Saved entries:
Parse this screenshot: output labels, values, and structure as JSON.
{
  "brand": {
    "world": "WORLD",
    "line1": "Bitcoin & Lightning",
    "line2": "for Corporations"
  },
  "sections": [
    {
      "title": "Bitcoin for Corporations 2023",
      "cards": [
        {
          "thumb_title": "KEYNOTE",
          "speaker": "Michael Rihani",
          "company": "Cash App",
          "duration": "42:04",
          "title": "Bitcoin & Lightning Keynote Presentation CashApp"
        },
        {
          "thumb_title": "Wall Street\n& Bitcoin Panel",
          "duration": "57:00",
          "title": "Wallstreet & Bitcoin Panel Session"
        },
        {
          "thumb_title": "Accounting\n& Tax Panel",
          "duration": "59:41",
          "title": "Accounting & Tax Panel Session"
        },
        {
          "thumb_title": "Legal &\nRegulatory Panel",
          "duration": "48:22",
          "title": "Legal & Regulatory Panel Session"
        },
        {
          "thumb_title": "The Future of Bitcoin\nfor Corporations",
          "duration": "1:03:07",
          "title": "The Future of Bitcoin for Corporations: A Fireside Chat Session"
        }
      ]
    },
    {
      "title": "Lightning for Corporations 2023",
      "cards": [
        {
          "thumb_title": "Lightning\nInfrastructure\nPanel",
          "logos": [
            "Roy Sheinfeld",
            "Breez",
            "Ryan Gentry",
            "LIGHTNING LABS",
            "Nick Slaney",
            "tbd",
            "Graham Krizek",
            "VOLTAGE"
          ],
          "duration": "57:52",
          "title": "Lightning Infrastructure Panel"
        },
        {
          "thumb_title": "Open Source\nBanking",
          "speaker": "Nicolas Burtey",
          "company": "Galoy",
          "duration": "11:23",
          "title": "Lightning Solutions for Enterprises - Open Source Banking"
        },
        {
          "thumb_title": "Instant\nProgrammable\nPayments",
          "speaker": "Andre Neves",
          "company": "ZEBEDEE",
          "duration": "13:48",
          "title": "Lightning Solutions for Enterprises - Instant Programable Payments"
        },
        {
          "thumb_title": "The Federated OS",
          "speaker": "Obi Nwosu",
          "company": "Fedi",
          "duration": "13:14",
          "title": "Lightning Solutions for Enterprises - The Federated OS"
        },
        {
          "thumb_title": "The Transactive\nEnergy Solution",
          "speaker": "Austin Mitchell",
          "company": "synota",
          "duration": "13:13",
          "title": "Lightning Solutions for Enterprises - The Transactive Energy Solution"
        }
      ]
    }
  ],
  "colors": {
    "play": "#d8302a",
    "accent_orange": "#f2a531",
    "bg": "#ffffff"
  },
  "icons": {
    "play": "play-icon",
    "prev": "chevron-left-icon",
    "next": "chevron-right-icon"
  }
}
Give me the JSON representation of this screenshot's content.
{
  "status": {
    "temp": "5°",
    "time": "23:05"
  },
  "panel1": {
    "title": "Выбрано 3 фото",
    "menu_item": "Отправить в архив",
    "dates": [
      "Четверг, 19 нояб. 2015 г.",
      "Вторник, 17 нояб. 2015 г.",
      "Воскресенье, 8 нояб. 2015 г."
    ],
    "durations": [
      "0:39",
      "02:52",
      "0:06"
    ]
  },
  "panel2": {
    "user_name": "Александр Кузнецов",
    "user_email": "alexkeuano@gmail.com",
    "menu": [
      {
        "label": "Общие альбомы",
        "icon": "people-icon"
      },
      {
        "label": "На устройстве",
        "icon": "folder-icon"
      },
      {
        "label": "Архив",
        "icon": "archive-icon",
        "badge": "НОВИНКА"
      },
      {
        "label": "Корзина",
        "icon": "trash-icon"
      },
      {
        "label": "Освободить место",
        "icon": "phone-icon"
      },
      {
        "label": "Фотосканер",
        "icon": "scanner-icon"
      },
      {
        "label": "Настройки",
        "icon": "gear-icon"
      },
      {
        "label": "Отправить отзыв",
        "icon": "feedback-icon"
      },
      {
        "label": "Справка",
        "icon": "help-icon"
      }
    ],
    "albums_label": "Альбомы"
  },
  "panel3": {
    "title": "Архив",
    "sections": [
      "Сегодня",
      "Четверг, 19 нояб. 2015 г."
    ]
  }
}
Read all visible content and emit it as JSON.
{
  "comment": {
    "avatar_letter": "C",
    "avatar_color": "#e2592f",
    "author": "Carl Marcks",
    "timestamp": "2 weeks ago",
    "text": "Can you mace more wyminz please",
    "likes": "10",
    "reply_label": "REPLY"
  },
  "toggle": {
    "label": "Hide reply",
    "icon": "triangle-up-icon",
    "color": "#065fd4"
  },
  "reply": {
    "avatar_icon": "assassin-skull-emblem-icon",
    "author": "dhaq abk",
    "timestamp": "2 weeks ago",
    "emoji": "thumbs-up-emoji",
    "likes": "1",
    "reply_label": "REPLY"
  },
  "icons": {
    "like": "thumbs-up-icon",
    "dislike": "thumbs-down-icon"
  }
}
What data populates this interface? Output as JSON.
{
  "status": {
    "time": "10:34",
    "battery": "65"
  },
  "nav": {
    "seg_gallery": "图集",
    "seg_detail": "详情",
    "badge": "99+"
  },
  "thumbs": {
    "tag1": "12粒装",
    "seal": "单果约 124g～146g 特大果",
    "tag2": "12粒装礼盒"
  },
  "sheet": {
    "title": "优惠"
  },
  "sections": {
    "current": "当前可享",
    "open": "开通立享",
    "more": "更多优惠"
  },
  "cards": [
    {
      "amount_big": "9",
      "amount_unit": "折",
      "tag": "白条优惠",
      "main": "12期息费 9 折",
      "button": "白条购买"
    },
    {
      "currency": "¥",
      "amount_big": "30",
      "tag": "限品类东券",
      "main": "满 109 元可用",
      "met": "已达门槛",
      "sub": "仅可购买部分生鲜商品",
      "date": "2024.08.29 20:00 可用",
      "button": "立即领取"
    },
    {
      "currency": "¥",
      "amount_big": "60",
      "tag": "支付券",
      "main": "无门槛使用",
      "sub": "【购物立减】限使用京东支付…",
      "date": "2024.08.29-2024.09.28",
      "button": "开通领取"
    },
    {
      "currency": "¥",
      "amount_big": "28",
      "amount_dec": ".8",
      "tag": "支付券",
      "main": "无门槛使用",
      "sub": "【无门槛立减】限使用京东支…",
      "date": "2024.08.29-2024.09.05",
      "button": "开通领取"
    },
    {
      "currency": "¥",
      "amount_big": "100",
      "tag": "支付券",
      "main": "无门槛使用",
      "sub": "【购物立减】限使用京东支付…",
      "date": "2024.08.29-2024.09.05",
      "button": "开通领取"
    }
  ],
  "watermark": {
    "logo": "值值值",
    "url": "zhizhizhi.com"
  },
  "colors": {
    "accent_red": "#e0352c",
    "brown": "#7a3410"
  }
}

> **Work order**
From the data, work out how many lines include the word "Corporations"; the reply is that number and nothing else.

> **Task result**
5